Too Few Jobs

Total employment is projected to grow from 153.5 million to 165.4 million over the
2020–30 decade, an increase of 11.9 million jobs, the U.S. Bureau of Labor Statistics
reported today.
https://www.bls.gov/news.release/ecopro.nr0.htm

Think about that.

11.9 million jobs divided by ten years is 1,190,000 jobs per year.

That means that we create a little over 1 million jobs per year.

And we import close to 4 million guest workers each year as you can see in table 1.

https://www.dhs.gov/sites/default/files/2022-01/21_1004_plcy_nonimmigrant_fy2020.pdf

Are you beginning to understand why more and more Americans are finding it harder and harder to find good paying work using our skills that we spent decades acquiring that our employers say they can’t find?

Now many of you will say there are plenty of jobs out there.

As a matter of fact, the United States Department of Labor would have you believe there are over 11 million jobs out there that our employers can’t fill.

The number of job openings was at a series high of 11.5 million on the last business day of March,
although little changed over the month, the U.S. Bureau of Labor Statistics reported today.
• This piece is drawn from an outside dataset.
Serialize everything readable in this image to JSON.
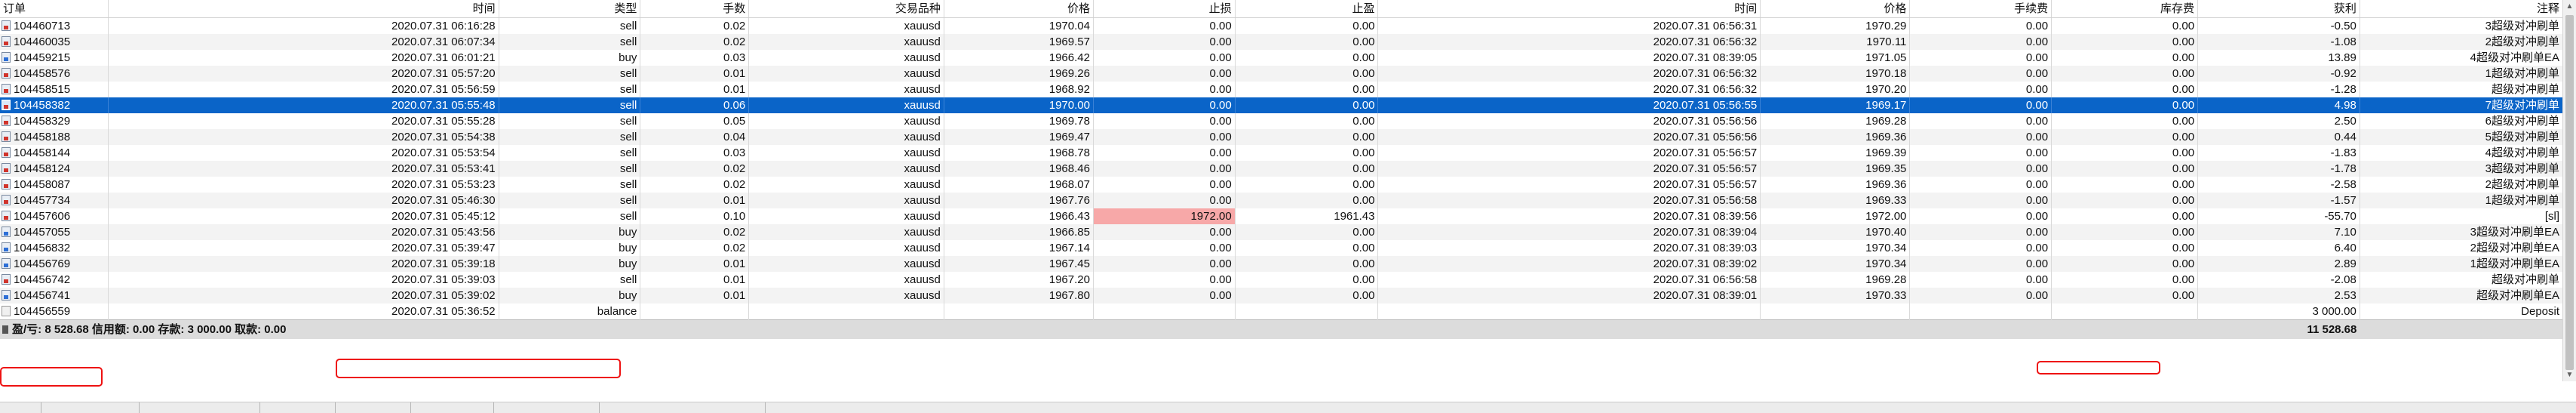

Hires, at 6.7
million, were also little changed while total separations edged up to 6.3 million. Within separations,
quits edged up to a series high of 4.5 million, while layoffs and discharges were little changed at 1.4
million. This release includes estimates of the number and rate of job openings, hires, and separations
for the total nonfarm sector, by industry, by four geographic regions, and by establishment size class.
https://www.bls.gov/news.release/jolts.nr0.htm

 

And if you look around your community, there are a lot of low paying restaurant and convenience store type jobs available.

Before we answer that question, lets look at the accuracy of the three different employed tracking programs that the Department of Labor maintains.

OES

May 2021

May 2011

You can find both of those via the following link.

https://www.bls.gov/oes/tables.htm

If we subtract 128,278,550 from 140,886,310 we get 12,607,760 jobs gained during that 10 year period.

This works out to 1,260,776 jobs created per year.

CPS

The latest number we have in April of 2022 was 157,991,000, so lets use April of 2012 which would be 141,995,000 to give us a similar 10 year period.

This is a gain of 15,996,000 jobs or 1,599,600 jobs created per year.

You can retrieve that data via the following link.

https://www.bls.gov/webapps/legacy/cpsatab1.htm

CES

The latest number we have is April 2022 which was 151,314,000, so lets use April 2012 which was 133,834,000 to give us a similar 10 year period.

This is a gain of 17,480,000 jobs or 1,748,000 jobs per year.

You can retrieve that data via the following link.

https://data.bls.gov/cgi-bin/surveymost?ce

Summary

According to OES we have created 1,260,776 jobs per year.

According to CPS we have created 1,599,600 jobs per year.

According to CES we have created 1,748,000 jobs per year.

Which one is accurate?

I believe the best answer would be to look at the 1040 based employees according to the IRS because they actually have to file a tax return.

2021

2011

You can retrieve that data via the following link.

https://www.irs.gov/statistics/soi-tax-stats-numbers-of-returns-filed-by-type-of-return-irs-data-book-table-2

The latest number we have is 2021 which was 167,915,264, and in 2011 we had 143,608,000.

This is a gain of 24,307,264 jobs or 2,430,726 jobs per year.

If this is accurate, the three methods the department of labor uses (OES, CPS, CES) were all lower by at least a million jobs per year.

Are you beginning to understand why I question the accuracy of the JOLTS report that says there are 11 million jobs open?

As an example, how many of them are duplicates.

Jobs Left for Americans